“Paranormal Activity 4” Movie Review


     If you consider yourself a fan of the “Paranormal Activity” franchise, than what you have with the fourth entry in the series is a serviceable film that delivers what you likely expect but not much of what you don’t.  Returning from the third film for the fourth are directors Henry Joost and Ariel Schulman.  The pair of directors really put a lot of effort into the third film by injecting a prequel style premise and several inventive touches, while still using the same found footage elements from the first two films.  For some unknown reason, Joost and Schulman play it safe with “Paranormal Activity 4” and opt to repeat the general style and narrative of “Paranormal Activity 2” instead of breaking new ground.  The result is a rather average film.

     Five years after the events of “Paranormal Activity 2”, we now get the story of what happened to Katie after she took Hunter from his crib and killed her sister in the process.  The proceedings move from San Diego to Henderson, Nevada which really creeps me out.  I’m from San Diego and saw the original “Paranormal Activity” while on vacation there.  I also happen to live in Henderson, so it seems these films are somehow following me, but I digress.  We immediately meet a well to do family comprised of a card board mom and dad and two kids, Alex (Kathryn Newton) and Wyatt (Aiden Lovekamp).  Alex’s boyfriend, Ben (Matt Shively), is a frequent visitor to the home and he and Alex spend a lot of time commenting on the strange boy who lives with his mother across the street.  The boy arrives one day and Alex’s mom introduces him as Robbie (Brady Allen), along with a story about how he will be staying with them for a few days because his single mother is in the hospital for a few days.

     Like the two sisters in the second film, Wyatt and Robbie begin to discuss the presence of an invisible friend and that part of the plot goes exactly the way you think it will.  “Paranormal Activity 4” follows a series of day and night events in which the “Activity” goes from subtle to blatantly obvious.  The adult characters struggle to believe what they are being told is anything more than coincidence or their imagination.  The teenagers, of course, rig several lap tops throughout the home and take advantage of their built in cameras to record what’s going on throughout the house.  As in the other films, this gives the filmmakers plenty of opportunities to give the audience a scare and they do succeed several times, but not nearly as much as the previous films.  You may recall the clever panning camera from the third film and the suspense it was able to create just by panning away from something you thought was about to happen and then panning back to it.  “Paranormal Activity 4” offers nothing comparable and made me think the filmmakers hit a wall creatively.  They even go the route of paying homage to films such as “The Shining” and “Poltergeist”, something this series has never done before.
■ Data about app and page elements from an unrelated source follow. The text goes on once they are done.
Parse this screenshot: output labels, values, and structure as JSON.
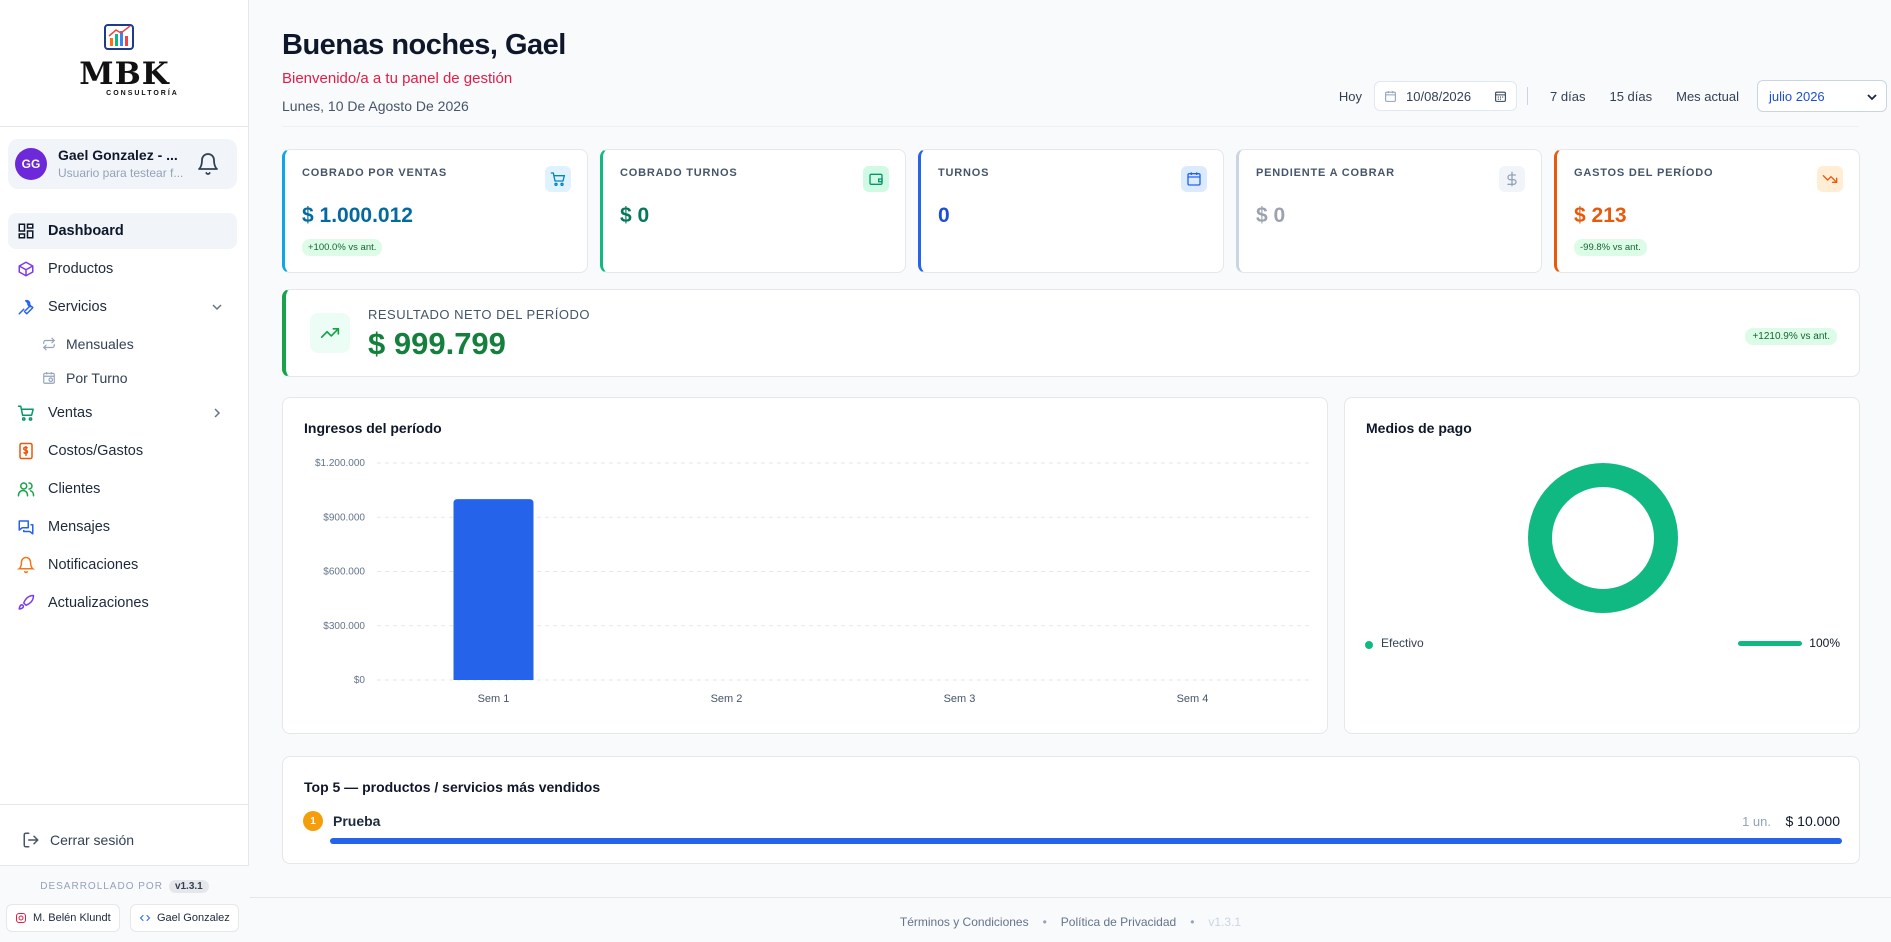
{
  "sidebar": {
    "logo": {
      "text": "MBK",
      "sub": "CONSULTORÍA"
    },
    "user": {
      "initials": "GG",
      "name": "Gael Gonzalez - ...",
      "description": "Usuario para testear f..."
    },
    "nav": [
      {
        "label": "Dashboard",
        "icon": "dashboard-icon"
      },
      {
        "label": "Productos",
        "icon": "box-icon"
      },
      {
        "label": "Servicios",
        "icon": "wrench-icon"
      },
      {
        "label": "Mensuales",
        "icon": "repeat-icon"
      },
      {
        "label": "Por Turno",
        "icon": "calendar-clock-icon"
      },
      {
        "label": "Ventas",
        "icon": "cart-icon"
      },
      {
        "label": "Costos/Gastos",
        "icon": "receipt-icon"
      },
      {
        "label": "Clientes",
        "icon": "users-icon"
      },
      {
        "label": "Mensajes",
        "icon": "messages-icon"
      },
      {
        "label": "Notificaciones",
        "icon": "bell-icon"
      },
      {
        "label": "Actualizaciones",
        "icon": "rocket-icon"
      }
    ],
    "logout": "Cerrar sesión",
    "developed_by": "DESARROLLADO POR",
    "version": "v1.3.1",
    "credits": [
      "M. Belén Klundt",
      "Gael Gonzalez"
    ]
  },
  "header": {
    "greeting": "Buenas noches, Gael",
    "welcome": "Bienvenido/a a tu panel de gestión",
    "date": "Lunes, 10 De Agosto De 2026"
  },
  "filters": {
    "today": "Hoy",
    "date_value": "10/08/2026",
    "days7": "7 días",
    "days15": "15 días",
    "current_month": "Mes actual",
    "month_selected": "julio 2026"
  },
  "kpis": [
    {
      "title": "COBRADO POR VENTAS",
      "value": "$ 1.000.012",
      "badge": "+100.0% vs ant.",
      "color": "#0369a1",
      "border": "#0ea5e9"
    },
    {
      "title": "COBRADO TURNOS",
      "value": "$ 0",
      "badge": "",
      "color": "#047857",
      "border": "#10b981"
    },
    {
      "title": "TURNOS",
      "value": "0",
      "badge": "",
      "color": "#1d4ed8",
      "border": "#2563eb"
    },
    {
      "title": "PENDIENTE A COBRAR",
      "value": "$ 0",
      "badge": "",
      "color": "#9ca3af",
      "border": "#cbd5e1"
    },
    {
      "title": "GASTOS DEL PERÍODO",
      "value": "$ 213",
      "badge": "-99.8% vs ant.",
      "color": "#ea580c",
      "border": "#ea580c"
    }
  ],
  "net": {
    "title": "RESULTADO NETO DEL PERÍODO",
    "value": "$ 999.799",
    "badge": "+1210.9% vs ant."
  },
  "income": {
    "title": "Ingresos del período"
  },
  "payments": {
    "title": "Medios de pago",
    "legend_label": "Efectivo",
    "legend_pct": "100%"
  },
  "top": {
    "title": "Top 5 — productos / servicios más vendidos",
    "items": [
      {
        "rank": "1",
        "name": "Prueba",
        "units": "1 un.",
        "amount": "$ 10.000",
        "share": 1.0
      }
    ]
  },
  "footer": {
    "terms": "Términos y Condiciones",
    "privacy": "Política de Privacidad",
    "version": "v1.3.1"
  },
  "chart_data": [
    {
      "type": "bar",
      "title": "Ingresos del período",
      "categories": [
        "Sem 1",
        "Sem 2",
        "Sem 3",
        "Sem 4"
      ],
      "values": [
        1000012,
        0,
        0,
        0
      ],
      "ylim": [
        0,
        1200000
      ],
      "yticks": [
        0,
        300000,
        600000,
        900000,
        1200000
      ],
      "ytick_labels": [
        "$0",
        "$300.000",
        "$600.000",
        "$900.000",
        "$1.200.000"
      ],
      "grid": true,
      "color": "#2563eb"
    },
    {
      "type": "pie",
      "title": "Medios de pago",
      "labels": [
        "Efectivo"
      ],
      "values": [
        100
      ],
      "colors": [
        "#10b981"
      ],
      "donut": true
    }
  ]
}
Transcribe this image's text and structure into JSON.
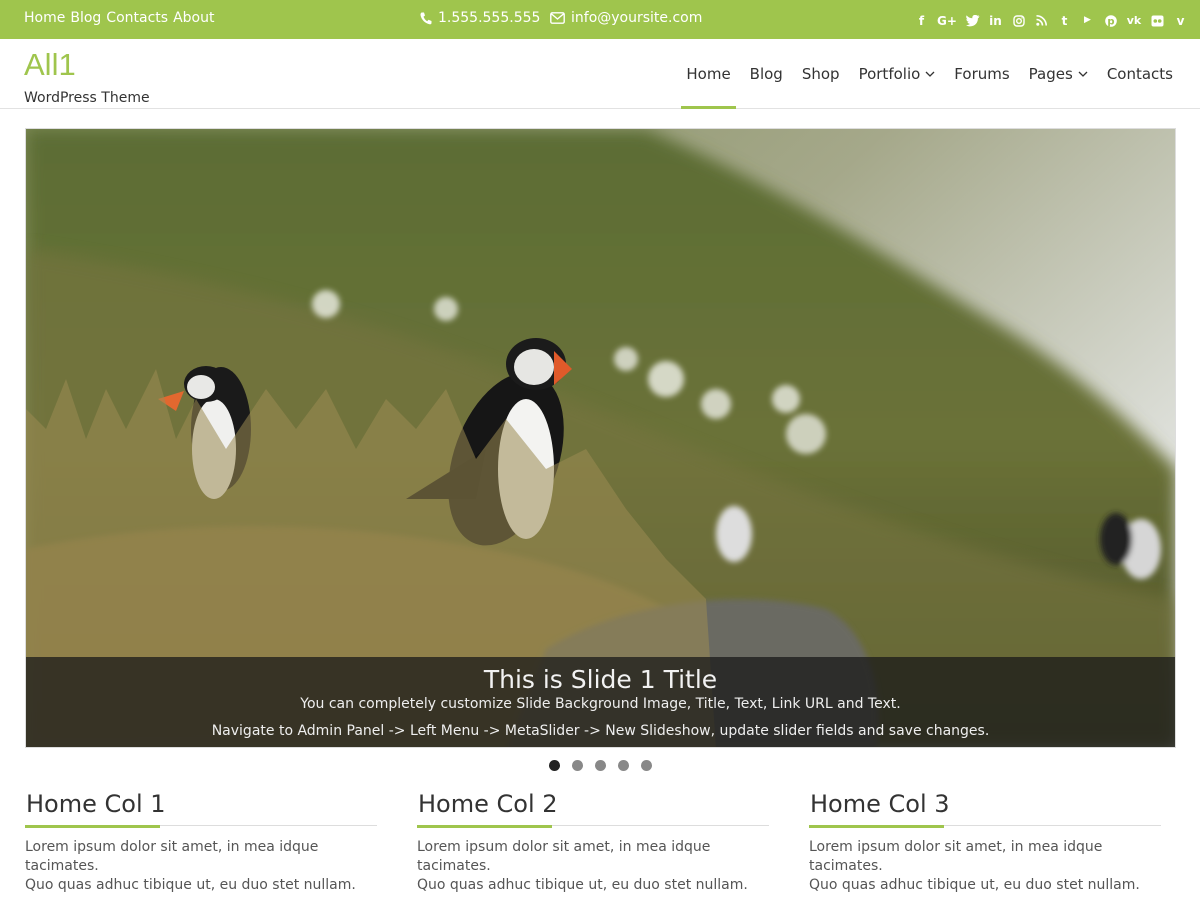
{
  "topbar": {
    "links": [
      "Home",
      "Blog",
      "Contacts",
      "About"
    ],
    "phone": "1.555.555.555",
    "email": "info@yoursite.com",
    "social": [
      "facebook-icon",
      "google-plus-icon",
      "twitter-icon",
      "linkedin-icon",
      "instagram-icon",
      "rss-icon",
      "tumblr-icon",
      "youtube-icon",
      "pinterest-icon",
      "vk-icon",
      "flickr-icon",
      "vine-icon"
    ]
  },
  "header": {
    "logo": "All1",
    "tagline": "WordPress Theme"
  },
  "nav": {
    "items": [
      {
        "label": "Home"
      },
      {
        "label": "Blog"
      },
      {
        "label": "Shop"
      },
      {
        "label": "Portfolio"
      },
      {
        "label": "Forums"
      },
      {
        "label": "Pages"
      },
      {
        "label": "Contacts"
      }
    ]
  },
  "slider": {
    "title": "This is Slide 1 Title",
    "text1": "You can completely customize Slide Background Image, Title, Text, Link URL and Text.",
    "text2": "Navigate to Admin Panel -> Left Menu -> MetaSlider -> New Slideshow, update slider fields and save changes.",
    "slide_count": 5,
    "active_slide": 1
  },
  "columns": [
    {
      "title": "Home Col 1",
      "line1": "Lorem ipsum dolor sit amet, in mea idque tacimates.",
      "line2": "Quo quas adhuc tibique ut, eu duo stet nullam."
    },
    {
      "title": "Home Col 2",
      "line1": "Lorem ipsum dolor sit amet, in mea idque tacimates.",
      "line2": "Quo quas adhuc tibique ut, eu duo stet nullam."
    },
    {
      "title": "Home Col 3",
      "line1": "Lorem ipsum dolor sit amet, in mea idque tacimates.",
      "line2": "Quo quas adhuc tibique ut, eu duo stet nullam."
    }
  ],
  "colors": {
    "accent": "#9fc54d"
  }
}
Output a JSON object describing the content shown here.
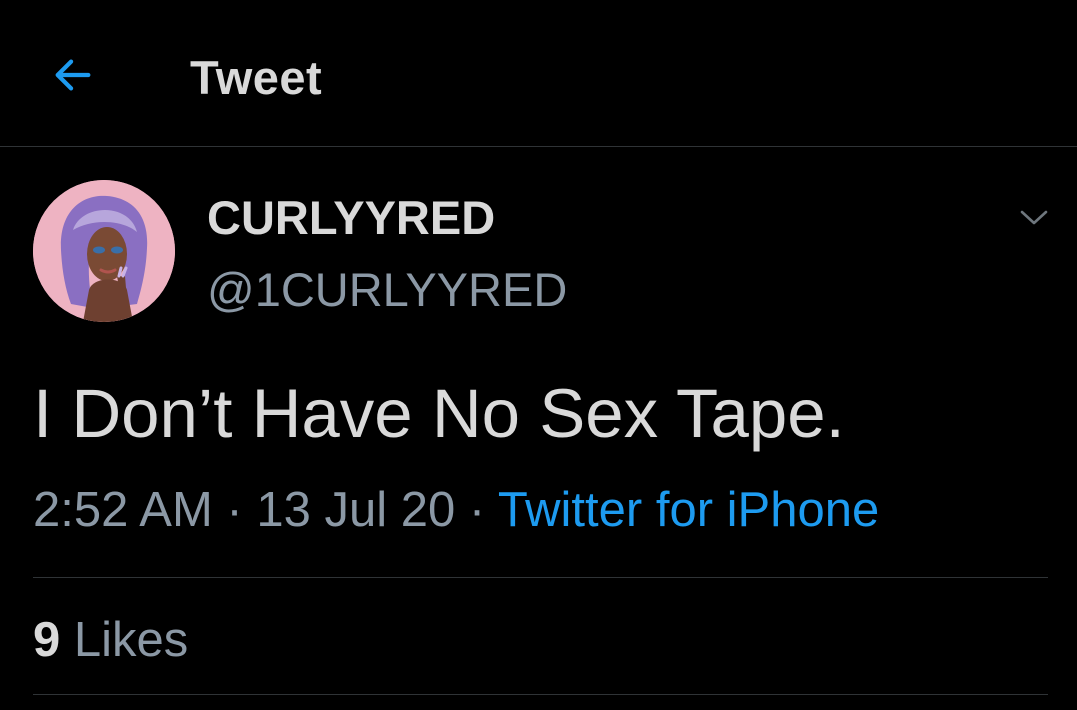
{
  "header": {
    "back_icon": "arrow-left-icon",
    "title": "Tweet"
  },
  "colors": {
    "background": "#000000",
    "text": "#d9d9d9",
    "muted": "#8b98a5",
    "accent": "#1d9bf0",
    "divider": "#2f3336"
  },
  "tweet": {
    "author": {
      "name": "CURLYYRED",
      "handle": "@1CURLYYRED",
      "avatar_icon": "profile-avatar"
    },
    "more_icon": "chevron-down-icon",
    "text": "I Don’t Have No Sex Tape.",
    "time": "2:52 AM",
    "separator": "·",
    "date": "13 Jul 20",
    "source": "Twitter for iPhone",
    "likes": {
      "count": "9",
      "label": "Likes"
    }
  }
}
     As is the case with each of the previous films, suspense and tension is created with a slow build until about the final five to seven minutes at which time all hell breaks loose.  The mother across the street is Katie herself, but is Robbie actually Hunter?  The film certainly wants you to think so, but as the proceedings come to a close there are new questions which are left unanswered for the inevitable fifth film next year.  There’s no doubt “Paranormal Activity 4” is engaging at times and if your a fan already than you likely will experience the same feeling you did in the previous films.  I have to give them credit for putting out a quality film the fourth time around, but the fact they didn’t come up with something new as they had in all of the previous films significantly lessens the impact.  They have done nothing more than rehash familiar elements from the previous films and yet there still seems to be a viable hook.  These films seem to be more of a thrilling experience rather than a conventional movie and it appears the masses don’t mind. GRADE: C